The history of Brooklyn, Charlotte’s Second Ward neighborhood and once one of the most thriving and vibrant Black communities in the Carolinas, reminds us of the consequences of urban renewal and what a community may lose in the name of progress and growth.
Join us for a discussion moderated by Mary Newsom, alongside Commissioner Mark Jerrell, Lindsey “Trey” Crumlin and Rev. Willie Keaton to explore the concept of Restorative Justice as we give voice to community members working to enact transparent, accountable, and sustainable projects to redress the history of discriminatory practices and policies.
If you do not understand the history that got us to this place, then you will not make a difference. We need to understand that history to ask the right questions and work towards change.
Meet the Panelists:
Mark Jerrell is a long-time resident of Mecklenburg County, serving his second term on the Mecklenburg Board of County Commissioners.

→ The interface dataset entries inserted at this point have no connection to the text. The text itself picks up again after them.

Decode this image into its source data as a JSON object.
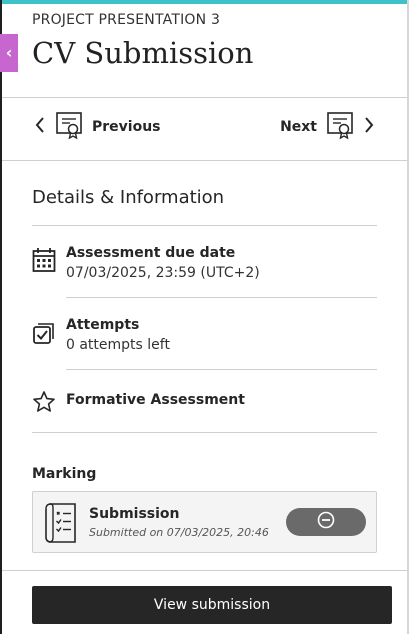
{
  "header": {
    "subtitle": "PROJECT PRESENTATION 3",
    "title": "CV Submission"
  },
  "close_tab": {
    "glyph": "‹",
    "icon": "chevron-left-icon",
    "color": "#c766cf"
  },
  "nav": {
    "previous_label": "Previous",
    "next_label": "Next",
    "prev_icon": "chevron-left-icon",
    "next_icon": "chevron-right-icon",
    "item_icon": "certificate-icon"
  },
  "details": {
    "section_title": "Details & Information",
    "items": [
      {
        "icon": "calendar-icon",
        "label": "Assessment due date",
        "value": "07/03/2025, 23:59 (UTC+2)"
      },
      {
        "icon": "attempts-check-icon",
        "label": "Attempts",
        "value": "0 attempts left"
      },
      {
        "icon": "star-icon",
        "label": "Formative Assessment",
        "value": ""
      }
    ]
  },
  "marking": {
    "title": "Marking",
    "submission": {
      "icon": "checklist-document-icon",
      "name": "Submission",
      "meta": "Submitted on 07/03/2025, 20:46",
      "status_icon": "minus-circle-icon"
    }
  },
  "footer": {
    "view_button": "View submission"
  },
  "colors": {
    "accent": "#3cc2c8",
    "close_tab": "#c766cf",
    "primary_button": "#262626",
    "status_pill": "#6a6a6a",
    "card_bg": "#f4f4f4"
  }
}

His wife Whitney and two daughters, who he refers to as his “pride” and “joy”, have been the primary source of inspiration behind his public service efforts.
Mark is a proud veteran, having served in the United States Army Reserve and the North Carolina Army National Guard. He is a former Executive Committee member of the Black Political Caucus where he served as Chair of the Get out the Vote and Legislative committees and Co-Chair of the Economic Development committee. He was instrumental in the development of a scorecard to ensure accountability among local elected officials. He is also an active member of his church, Weeping Willow AME Zion, where he serves as a trustee.
Professionally, he has worked for several fortune 500 companies as an Operations Manager and currently runs a Speech Therapy company with his sister. They have 2 locations and serve 21 counties throughout North Carolina. Mark holds a Bachelor’s degree in Political Science and an M.B.A.
Dr. Willie J. Keaton Jr As a Pastor, Willie J. Keaton Jr has always had a deep concern and a passion for serving those in the community, who were not able to advocate or speak for themselves. Pastor Keaton has a significant history of working with at-risk children and vulnerable adults. Dr. Keaton has been an advocate for justice, equality and ending mass incarceration of African Americans, being honored in Charlotte and Jersey City with NAACP Freedom Fund Award-Pastor Keaton is currently serving as Pastor of Mt. Olive Presbyterian Church and President of Restorative Justice CLT based in Charlotte N.C.. Pastor Keaton also graduated from Drew Theological Seminary, 2018 with a Doctorate in Ministry having written his project on the subject of “Discipleship in the Era of Mass Incarceration of African Americans.
Lindsey “Trey” Crumlin is a Consultant Relations at Principal Global Investors and currently serves as a board member for Restorative Justice CLT.
Mary Newsom is a lifelong newspaper journalist who spent several decades at The Charlotte Observer as an editorial board member and columnist, concentrating on Charlotte regional urban and suburban growth, planning, urban design, transportation and land preservation. She left the Observer and joined the UNC Charlotte Urban Institute in 2011. She had a year-long Nieman Fellowship at Harvard University 2007-08, and in 2005-06 was a Knight Fellow in Community Building at the University of Miami. Newsom retired from the institute in 2018 as Director of Urban Policy Initiatives, and is now a freelance writer in Charlotte.